Bingi, P., Sharma, M. and Godla, J. (1999) Critical Issues Affecting an ERP Implementation, Information Systems Management, Summer 99, 7-14.
Forrest, P. (1999) Les ERP à l’épreuve de l’organisation, Systèmes d’Information et Management, 4(4), 71-90.
Kalatoka, R. and Robinson, M. (1999) E-Business – Roadmap to success, Addison-Wesley, Reading, MA.
Rowe, F. (1999) Cohérence, Intégration informationnelle et changement: esquisse d’un programme de recherche à partir des Progiciels Intégrés de Gestion, Systèmes d’Information et Management, 4(4), 3-20.
Wood, T. and Caldas, M. (2000) Stripping the “big brother”: unveiling the backstage of the ERP fad, http://www.gv.br/prof_alunos/thomaz/ingles/paper5.htm
White, B., Clark, D. and Ascarely, S. (1997) Program of Pain, Wall Street Journal, 14th March 1997, 6.
About the Authors
Frederic Adam is a Lecturer of Information Systems at University College Cork, Ireland. He was awarded a dual PhD by National University of Ireland and Universite Paris 6 (Jussieu, Paris, France ) under supervision of Prof. Jean-Charles Pomerol (Université Paris 6) and Prof. Ciaran Murphy (UCC). He is Editor in Chief of the Journal of Decision Systems and Vice-President IFIP working group 8.3 on DSS.
Eleanor Doyle is a Lecturer in Economics at University College Cork, Ireland. She developed the highly successful MBS (Business Economics). Following completing her PhD in International Trade and Growth at the University of Birmingham, her research publications relate to business strategy, international trade and competitiveness, and public sector strategy. She has also conducted consultancy projects in related areas and is involved in executive development.
Some Questions for Further Analysis and Discussion
Adam, F., Doyle, E. (2001), "Enterprise resource planning at Topps Ireland Ltd", in Johnson, G., Scholes, K. (Eds), Exploring Corporate Strategy, 6th ed., Prentice-Hall, Englewood Cliffs, NJ.
Adam, Frédéric and O'Doherty, Peter (2000), "Investigating the Reality of ERP Implementations", Journal of Information Technology, 15, 305-316.
Please cite as:
Adam, F. and E. Doyle, "Enterprise Resource Planning at Topps Ireland Ltd.", May 16, 2007 at URL DSSResources.COM.
Frederic Adam provided permission to publish this case at DSSResources.COM on November 16, 2006. He also provided an update May 14, 2007.

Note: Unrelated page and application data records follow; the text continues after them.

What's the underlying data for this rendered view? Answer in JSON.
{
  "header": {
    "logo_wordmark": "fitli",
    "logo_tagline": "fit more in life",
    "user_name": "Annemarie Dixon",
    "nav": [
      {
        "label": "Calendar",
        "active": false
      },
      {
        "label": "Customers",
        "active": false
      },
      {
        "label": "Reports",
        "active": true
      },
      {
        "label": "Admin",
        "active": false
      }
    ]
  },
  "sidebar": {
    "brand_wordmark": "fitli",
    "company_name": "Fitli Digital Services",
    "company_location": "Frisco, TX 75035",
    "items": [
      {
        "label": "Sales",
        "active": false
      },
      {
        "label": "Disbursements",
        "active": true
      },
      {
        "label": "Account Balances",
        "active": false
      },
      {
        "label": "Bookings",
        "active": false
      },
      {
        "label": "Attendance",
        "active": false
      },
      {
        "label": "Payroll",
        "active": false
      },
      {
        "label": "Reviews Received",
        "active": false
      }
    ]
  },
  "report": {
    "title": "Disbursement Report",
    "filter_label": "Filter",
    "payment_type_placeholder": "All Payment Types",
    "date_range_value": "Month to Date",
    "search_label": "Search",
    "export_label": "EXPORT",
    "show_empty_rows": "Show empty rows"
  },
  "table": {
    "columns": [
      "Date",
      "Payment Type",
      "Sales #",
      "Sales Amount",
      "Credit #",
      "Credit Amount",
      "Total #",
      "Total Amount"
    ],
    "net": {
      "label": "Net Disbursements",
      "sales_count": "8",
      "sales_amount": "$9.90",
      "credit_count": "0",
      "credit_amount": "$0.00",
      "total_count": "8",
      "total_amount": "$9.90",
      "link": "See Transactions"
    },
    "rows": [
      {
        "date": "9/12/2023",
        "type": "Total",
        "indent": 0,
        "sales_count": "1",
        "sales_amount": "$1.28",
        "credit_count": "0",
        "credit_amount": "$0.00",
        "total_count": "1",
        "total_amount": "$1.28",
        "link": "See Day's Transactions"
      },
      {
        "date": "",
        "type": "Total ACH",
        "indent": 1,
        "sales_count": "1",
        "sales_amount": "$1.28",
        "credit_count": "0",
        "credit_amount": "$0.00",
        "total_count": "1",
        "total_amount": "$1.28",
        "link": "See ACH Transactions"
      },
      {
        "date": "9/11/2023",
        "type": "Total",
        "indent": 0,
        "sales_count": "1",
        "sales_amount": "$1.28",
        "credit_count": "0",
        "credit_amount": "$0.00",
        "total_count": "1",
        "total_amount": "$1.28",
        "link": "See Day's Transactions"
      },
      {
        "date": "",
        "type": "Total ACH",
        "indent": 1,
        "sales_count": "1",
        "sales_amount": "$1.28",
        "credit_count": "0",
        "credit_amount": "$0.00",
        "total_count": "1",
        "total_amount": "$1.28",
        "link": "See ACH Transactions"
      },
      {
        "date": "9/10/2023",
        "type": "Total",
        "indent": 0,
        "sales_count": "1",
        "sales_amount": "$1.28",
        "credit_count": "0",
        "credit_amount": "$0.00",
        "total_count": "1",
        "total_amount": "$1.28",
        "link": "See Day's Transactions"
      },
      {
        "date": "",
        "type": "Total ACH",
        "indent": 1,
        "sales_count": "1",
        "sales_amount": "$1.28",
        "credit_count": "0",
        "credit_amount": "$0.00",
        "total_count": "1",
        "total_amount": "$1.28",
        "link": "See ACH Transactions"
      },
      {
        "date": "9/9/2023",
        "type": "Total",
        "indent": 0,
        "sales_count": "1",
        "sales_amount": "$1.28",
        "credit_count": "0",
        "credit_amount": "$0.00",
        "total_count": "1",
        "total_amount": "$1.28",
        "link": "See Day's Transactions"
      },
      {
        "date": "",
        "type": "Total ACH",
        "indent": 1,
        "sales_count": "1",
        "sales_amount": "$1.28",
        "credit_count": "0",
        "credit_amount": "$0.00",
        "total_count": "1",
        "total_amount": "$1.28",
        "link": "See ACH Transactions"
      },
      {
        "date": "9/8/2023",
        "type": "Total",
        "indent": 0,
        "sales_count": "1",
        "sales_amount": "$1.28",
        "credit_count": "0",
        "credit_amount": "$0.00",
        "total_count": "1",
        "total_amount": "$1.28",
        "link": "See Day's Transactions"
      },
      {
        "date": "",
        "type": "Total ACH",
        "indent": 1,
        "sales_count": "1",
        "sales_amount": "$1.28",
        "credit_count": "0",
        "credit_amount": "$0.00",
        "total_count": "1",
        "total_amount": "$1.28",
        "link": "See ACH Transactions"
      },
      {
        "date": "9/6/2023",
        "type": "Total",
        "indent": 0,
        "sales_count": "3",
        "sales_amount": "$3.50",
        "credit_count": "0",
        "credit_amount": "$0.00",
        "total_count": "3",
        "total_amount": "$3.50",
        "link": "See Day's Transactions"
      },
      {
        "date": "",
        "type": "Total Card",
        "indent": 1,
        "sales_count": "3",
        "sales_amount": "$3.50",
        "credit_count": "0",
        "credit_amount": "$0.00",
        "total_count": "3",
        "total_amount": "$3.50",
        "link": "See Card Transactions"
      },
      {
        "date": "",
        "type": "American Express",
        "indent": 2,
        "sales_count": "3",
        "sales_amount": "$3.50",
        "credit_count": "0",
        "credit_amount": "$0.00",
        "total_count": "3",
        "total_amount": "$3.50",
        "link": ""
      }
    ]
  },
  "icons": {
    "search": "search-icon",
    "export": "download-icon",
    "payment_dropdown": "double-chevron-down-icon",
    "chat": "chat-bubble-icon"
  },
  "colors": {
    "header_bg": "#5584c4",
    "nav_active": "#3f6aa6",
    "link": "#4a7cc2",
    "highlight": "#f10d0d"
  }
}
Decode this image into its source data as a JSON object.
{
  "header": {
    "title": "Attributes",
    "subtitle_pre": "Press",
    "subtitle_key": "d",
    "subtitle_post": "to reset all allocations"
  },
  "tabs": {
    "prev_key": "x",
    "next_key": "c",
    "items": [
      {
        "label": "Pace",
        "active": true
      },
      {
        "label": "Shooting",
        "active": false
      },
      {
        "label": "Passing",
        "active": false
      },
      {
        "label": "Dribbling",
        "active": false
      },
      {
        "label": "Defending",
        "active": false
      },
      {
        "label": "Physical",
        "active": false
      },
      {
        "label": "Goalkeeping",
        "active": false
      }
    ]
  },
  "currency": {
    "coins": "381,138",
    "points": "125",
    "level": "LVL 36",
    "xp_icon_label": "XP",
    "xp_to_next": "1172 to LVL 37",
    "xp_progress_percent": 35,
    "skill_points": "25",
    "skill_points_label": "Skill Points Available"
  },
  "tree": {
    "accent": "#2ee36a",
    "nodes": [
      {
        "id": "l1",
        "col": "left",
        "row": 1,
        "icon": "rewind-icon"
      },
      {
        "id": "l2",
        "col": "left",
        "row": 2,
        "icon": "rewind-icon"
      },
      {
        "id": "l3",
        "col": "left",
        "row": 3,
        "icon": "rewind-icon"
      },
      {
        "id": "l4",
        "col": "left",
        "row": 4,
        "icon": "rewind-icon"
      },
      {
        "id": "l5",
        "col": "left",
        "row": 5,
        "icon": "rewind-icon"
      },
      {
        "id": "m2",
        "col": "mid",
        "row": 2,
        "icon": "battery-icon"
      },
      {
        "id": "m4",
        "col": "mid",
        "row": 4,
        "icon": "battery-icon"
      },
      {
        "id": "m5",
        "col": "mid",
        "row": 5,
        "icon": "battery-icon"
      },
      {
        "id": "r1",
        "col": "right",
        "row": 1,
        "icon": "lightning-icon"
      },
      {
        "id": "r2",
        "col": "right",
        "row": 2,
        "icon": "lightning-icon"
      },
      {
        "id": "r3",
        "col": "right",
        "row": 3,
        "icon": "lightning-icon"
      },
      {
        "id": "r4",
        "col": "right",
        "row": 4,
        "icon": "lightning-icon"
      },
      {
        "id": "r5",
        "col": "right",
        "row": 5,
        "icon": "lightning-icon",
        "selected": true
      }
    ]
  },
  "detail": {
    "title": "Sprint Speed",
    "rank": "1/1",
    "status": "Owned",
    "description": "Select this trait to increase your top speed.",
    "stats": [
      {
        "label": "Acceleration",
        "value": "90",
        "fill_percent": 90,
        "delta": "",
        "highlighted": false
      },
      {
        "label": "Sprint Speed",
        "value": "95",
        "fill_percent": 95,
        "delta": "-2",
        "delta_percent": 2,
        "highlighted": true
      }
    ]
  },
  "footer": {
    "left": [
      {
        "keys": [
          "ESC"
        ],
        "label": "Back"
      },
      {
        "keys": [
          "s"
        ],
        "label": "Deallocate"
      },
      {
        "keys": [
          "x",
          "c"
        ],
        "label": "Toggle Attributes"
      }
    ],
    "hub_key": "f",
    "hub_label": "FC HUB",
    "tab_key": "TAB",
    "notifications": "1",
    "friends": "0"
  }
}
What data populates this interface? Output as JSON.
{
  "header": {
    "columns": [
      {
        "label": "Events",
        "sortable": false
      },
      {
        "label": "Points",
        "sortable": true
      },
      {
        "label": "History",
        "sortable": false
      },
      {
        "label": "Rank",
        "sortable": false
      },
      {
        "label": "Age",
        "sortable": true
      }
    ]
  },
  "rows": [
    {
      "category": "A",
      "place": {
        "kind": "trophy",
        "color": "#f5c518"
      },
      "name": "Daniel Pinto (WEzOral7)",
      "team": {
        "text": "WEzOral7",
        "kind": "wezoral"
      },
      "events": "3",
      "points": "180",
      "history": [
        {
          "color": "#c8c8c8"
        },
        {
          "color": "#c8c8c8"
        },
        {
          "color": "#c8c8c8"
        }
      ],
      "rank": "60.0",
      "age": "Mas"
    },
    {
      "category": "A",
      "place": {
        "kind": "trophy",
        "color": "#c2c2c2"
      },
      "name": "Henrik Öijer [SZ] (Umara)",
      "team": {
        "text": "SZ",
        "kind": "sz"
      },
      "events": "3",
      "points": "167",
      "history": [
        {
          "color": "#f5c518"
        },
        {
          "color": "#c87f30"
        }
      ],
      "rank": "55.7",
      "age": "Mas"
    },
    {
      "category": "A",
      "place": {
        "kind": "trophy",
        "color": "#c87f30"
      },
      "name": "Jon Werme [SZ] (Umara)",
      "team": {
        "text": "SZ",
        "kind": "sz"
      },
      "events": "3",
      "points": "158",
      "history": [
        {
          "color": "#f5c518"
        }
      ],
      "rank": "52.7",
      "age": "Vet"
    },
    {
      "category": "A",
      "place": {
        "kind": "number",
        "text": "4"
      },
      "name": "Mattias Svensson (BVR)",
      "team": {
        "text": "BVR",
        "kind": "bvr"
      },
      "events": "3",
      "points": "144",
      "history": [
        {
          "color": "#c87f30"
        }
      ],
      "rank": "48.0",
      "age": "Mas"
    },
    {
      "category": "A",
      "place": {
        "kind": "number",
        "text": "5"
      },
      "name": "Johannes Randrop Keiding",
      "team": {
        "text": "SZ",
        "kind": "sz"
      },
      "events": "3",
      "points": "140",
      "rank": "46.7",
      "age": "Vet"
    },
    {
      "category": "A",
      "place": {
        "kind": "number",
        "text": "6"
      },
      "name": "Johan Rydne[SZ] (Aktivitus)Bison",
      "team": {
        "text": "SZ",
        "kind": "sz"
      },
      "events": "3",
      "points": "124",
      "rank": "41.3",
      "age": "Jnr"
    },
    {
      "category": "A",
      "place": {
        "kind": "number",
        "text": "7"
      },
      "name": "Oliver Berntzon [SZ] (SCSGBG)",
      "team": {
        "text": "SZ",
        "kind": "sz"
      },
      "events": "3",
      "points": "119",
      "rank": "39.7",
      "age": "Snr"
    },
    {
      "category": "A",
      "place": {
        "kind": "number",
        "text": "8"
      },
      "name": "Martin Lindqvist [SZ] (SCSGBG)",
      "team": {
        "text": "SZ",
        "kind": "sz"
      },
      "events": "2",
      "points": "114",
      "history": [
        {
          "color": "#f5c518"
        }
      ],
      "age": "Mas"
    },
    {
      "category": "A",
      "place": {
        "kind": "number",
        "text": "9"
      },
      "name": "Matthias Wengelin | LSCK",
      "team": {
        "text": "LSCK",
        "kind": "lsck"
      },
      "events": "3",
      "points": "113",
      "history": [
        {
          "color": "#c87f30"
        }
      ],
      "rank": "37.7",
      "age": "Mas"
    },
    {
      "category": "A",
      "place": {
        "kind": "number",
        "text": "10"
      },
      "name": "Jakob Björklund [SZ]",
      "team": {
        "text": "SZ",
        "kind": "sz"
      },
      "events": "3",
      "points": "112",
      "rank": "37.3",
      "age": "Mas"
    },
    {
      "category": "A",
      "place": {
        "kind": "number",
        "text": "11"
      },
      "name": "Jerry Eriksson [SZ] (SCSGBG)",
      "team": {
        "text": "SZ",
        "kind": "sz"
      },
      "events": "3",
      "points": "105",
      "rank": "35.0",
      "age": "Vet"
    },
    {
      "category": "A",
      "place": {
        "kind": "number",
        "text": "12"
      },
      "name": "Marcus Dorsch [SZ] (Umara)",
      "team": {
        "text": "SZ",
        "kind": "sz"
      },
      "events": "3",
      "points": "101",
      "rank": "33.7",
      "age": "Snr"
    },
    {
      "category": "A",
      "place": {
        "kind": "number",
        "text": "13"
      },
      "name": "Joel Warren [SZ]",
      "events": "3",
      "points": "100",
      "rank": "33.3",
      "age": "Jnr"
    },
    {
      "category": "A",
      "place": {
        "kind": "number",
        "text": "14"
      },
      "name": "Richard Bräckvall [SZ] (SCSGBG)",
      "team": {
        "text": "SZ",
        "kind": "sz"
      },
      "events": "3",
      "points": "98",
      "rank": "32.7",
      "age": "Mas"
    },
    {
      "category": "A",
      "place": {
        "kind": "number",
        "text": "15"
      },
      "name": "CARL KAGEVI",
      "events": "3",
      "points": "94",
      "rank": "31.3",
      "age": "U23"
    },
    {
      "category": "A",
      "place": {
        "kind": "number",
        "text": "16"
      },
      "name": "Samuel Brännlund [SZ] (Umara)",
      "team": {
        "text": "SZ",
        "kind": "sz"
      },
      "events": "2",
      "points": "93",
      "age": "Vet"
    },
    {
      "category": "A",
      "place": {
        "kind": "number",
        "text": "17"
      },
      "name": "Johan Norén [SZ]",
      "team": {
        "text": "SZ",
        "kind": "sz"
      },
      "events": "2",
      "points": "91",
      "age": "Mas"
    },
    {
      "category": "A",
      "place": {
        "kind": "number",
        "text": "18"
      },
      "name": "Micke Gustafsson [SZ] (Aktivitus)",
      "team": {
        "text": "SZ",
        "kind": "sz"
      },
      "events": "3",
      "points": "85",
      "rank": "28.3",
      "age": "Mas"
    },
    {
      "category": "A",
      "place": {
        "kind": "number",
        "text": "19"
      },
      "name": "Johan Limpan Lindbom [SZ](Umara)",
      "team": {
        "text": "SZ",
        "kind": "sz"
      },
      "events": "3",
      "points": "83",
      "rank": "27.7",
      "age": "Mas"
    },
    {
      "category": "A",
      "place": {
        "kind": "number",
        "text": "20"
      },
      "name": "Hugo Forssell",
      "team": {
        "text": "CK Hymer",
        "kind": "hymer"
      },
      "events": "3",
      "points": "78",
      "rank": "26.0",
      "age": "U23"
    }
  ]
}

This case study is provided for informational purposes only. DSSResources.COM makes no warranties, express or implied, about this case summary.